Box

Box Lacrosse

Up until the 1930s, all lacrosse was played on large fields outdoors. The owners of Canadian ice hockey arenas invented a reduced-size version of the game, called box lacrosse, as a means to make more profit from their arena investments, and because severe winter weather in many areas limits outdoor play.

Since 1985, when the Canadian University Field Lacrosse Association (CUFLA) began operating a collegiate men’s league, field lacrosse has witnessed a revival in Canada. There are now 12 varsity teams. In 1994, Canada declared lacrosse its national summer sport in the National Sports Act.

In 1987, a men’s professional box lacrosse league was started, called the Eagle Pro Box Lacrosse League. This league changed its name to the Major Indoor Lacrosse League, then later to the National Lacrosse League. It grew to encompass men’s lacrosse clubs in 14 cities throughout the United States and Canada.

Box lacrosse is played by teams of six on a hockey rink where the ice has been removed or covered by artificial turf, or in an indoor soccer or lacrosse field. The enclosed playing area is called a box, in contrast to the open playing field of the traditional game. This version of the game was introduced in the 1930s to promote business for hockey arenas, and within several years had nearly supplanted field lacrosse in Canada.

Box lacrosse is played at the highest level by the Senior A divisions of the Canadian Lacrosse Association and the National Lacrosse League (NLL). The National Lacrosse League employs some minor rule changes from the Canadian Lacrosse Association (CLA) rules. Notably, the games are played during the winter. The NLL games consist of four fifteen-minute quarters compared with three periods of twenty minutes each (similar to ice hockey) in CLA games (multiple 15-minute OT periods for tied games, until whoever scores first). NLL players may use only sticks with hollow shafts, while CLA permits solid wooden sticks.
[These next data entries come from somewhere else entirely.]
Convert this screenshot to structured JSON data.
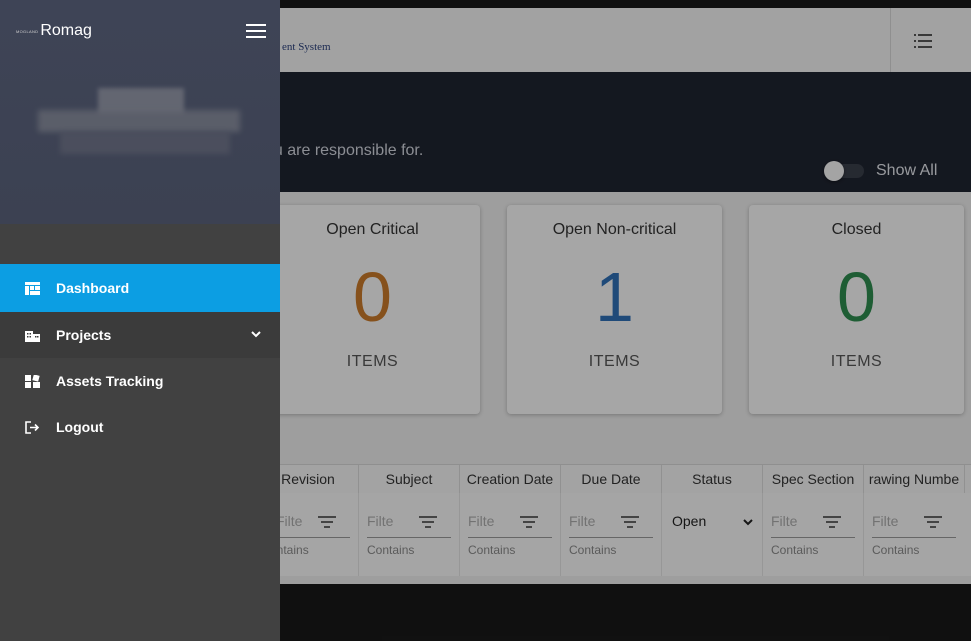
{
  "app": {
    "system_title_fragment": "ent System",
    "list_icon": "list-icon"
  },
  "hero": {
    "subtitle_fragment": "ou are responsible for.",
    "show_all_label": "Show All",
    "show_all_on": false
  },
  "cards": [
    {
      "title": "Open Critical",
      "count": "0",
      "unit": "ITEMS",
      "color": "#c87a2a"
    },
    {
      "title": "Open Non-critical",
      "count": "1",
      "unit": "ITEMS",
      "color": "#2f6fb5"
    },
    {
      "title": "Closed",
      "count": "0",
      "unit": "ITEMS",
      "color": "#2e8b4e"
    }
  ],
  "grid": {
    "columns": [
      "Revision",
      "Subject",
      "Creation Date",
      "Due Date",
      "Status",
      "Spec Section",
      "Drawing Number"
    ],
    "columns_visible": [
      "Revision",
      "Subject",
      "Creation Date",
      "Due Date",
      "Status",
      "Spec Section",
      "rawing Numbe"
    ],
    "filter_placeholder": "Filte",
    "filter_operator": "Contains",
    "filter_operator_partial": "ontains",
    "status_value": "Open"
  },
  "drawer": {
    "brand_small": "MOGLAND",
    "brand_name": "Romag",
    "menu_icon": "hamburger-icon",
    "items": [
      {
        "label": "Dashboard",
        "icon": "dashboard-icon",
        "active": true
      },
      {
        "label": "Projects",
        "icon": "building-icon",
        "expandable": true
      },
      {
        "label": "Assets Tracking",
        "icon": "assets-icon"
      },
      {
        "label": "Logout",
        "icon": "logout-icon"
      }
    ]
  },
  "colors": {
    "accent": "#0c9ee3",
    "drawer_bg": "#414141",
    "drawer_header": "#3e4456",
    "hero_bg": "#1f2430"
  }
}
The goals in box lacrosse are much smaller than field lacrosse, traditionally 4 ft (1.2 m) wide by 4 ft (1.2 m) tall in box, and 4.6 ft (1.4 m) wide by 4 ft (1.2 m) tall in the NLL. Also, the goaltender wears much more protective padding, including a massive chest protector and armguard combination known as “uppers”, large shin guards known as leg pads (both of which must follow strict measurement guidelines), and ice hockey-style masks or lacrosse helmets. Also, at the professional level, box lacrosse goaltenders often use traditional wooden sticks outside of the NLL, which does not allow wooden sticks. This makes Box Lacrosse faster and rougher than the traditional Field Lacrosse.

The style of the game is quick, accelerated by the close confines of the floor and a shot clock. The shot clock requires the attacking team to take a shot on goal within 30 seconds of gaining possession of the ball. In addition, players must advance the ball from their own defensive end to the offensive side of the floor within 10 seconds.

For most penalties, the offending player is sent to the penalty box and his team has to play without him (thus lacking one player) for a short amount of time. Most penalties last for two minutes, unless a five-minute major penalty has been assessed.